static void Main(string[] args)
   deviceClient = DeviceClient.Create(_iotHubUri,
      new DeviceAuthenticationWithRegistrySymmetricKey
      ("service1", _deviceKey));


The Send device to cloud message method is not much different from the example in Azure, except that I’m also appending the _state string onto the output to the console like this…

Console.WriteLine($"{ DateTime.Now } >
   Sending message: { messageString } : { _state }");

My cloud to device receive message method, however, looks a little like this…

private static async void ReceiveMessageAsync()
   while (true)
      Message receivedMessage = await
      if (receivedMessage == null) continue;

      Console.ForegroundColor = ConsoleColor.Yellow;

      string message =
      Console.WriteLine($"Received message: { message }");
      _state = message;


      await deviceClient.CompleteAsync(receivedMessage);

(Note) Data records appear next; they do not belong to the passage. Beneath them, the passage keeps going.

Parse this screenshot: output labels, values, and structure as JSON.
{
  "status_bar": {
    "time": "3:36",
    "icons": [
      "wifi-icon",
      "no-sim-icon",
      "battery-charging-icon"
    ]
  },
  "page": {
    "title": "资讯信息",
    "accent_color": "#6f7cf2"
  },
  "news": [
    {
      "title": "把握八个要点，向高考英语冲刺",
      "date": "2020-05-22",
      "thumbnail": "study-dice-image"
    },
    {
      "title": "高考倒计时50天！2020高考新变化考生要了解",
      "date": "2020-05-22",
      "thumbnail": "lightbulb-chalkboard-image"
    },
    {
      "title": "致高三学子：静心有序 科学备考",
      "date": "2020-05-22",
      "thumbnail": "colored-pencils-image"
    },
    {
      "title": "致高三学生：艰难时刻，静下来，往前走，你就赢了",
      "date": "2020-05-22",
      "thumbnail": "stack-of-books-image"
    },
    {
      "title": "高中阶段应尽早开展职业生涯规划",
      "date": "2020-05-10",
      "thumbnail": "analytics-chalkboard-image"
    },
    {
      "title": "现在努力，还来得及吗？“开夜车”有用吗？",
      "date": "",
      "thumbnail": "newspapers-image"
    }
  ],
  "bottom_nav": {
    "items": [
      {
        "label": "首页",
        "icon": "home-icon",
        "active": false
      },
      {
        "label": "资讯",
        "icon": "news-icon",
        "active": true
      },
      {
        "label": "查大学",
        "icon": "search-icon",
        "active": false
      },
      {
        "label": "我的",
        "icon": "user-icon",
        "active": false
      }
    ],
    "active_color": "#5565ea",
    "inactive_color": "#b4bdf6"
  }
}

When a message is received from the cloud, it changes the _state string, which in turn is appended to the output to the console when this client sends a message to the cloud.

And, the code on the client reading the messages from the IoT hub, which sends a message to the simulated client, looks like the following…

static async void SendMessage1()
   int count = 0;
      await SendCloudToDeviceMessageAsync(count);

      await Task.Delay(10000);

private async static Task
   SendCloudToDeviceMessageAsync(int count)
   var commandMessage = new
      Message(Encoding.ASCII.GetBytes($"state { count }"));
   Console.ForegroundColor = ConsoleColor.Yellow;
   Console.WriteLine("Sending message to service1...");
   await serviceClient.SendAsync("service1", commandMessage);

Running the Simulated Device Client and Message Reader

Now that we’ve quickly covered how it’s put together, let’s take a look at the output.

Figure 2: Top: The simulated device client. Bottom: The reader showing messages from the hub.

This not very practical, but very simple, application shows a message being sent from the IoT hub to the simulated device client and changing its state in some small way.

Adding into the mix the security available in the IoT hub, it would be very simple to expand this into a central control for many devices and or microservices. You could configure them quickly, while at the same time be able to receive large volumes of messages at an extremely high frequency.

My own little play project has been using an ASP.NET Core app, hooking it into an IoT hub, and controlling it through a custom middleware component. I have to say I’ve been having a great deal of fun with that!

If you have any comments or questions about this article, please look me up on Twitter: @GLanata.

More by Author

Must Read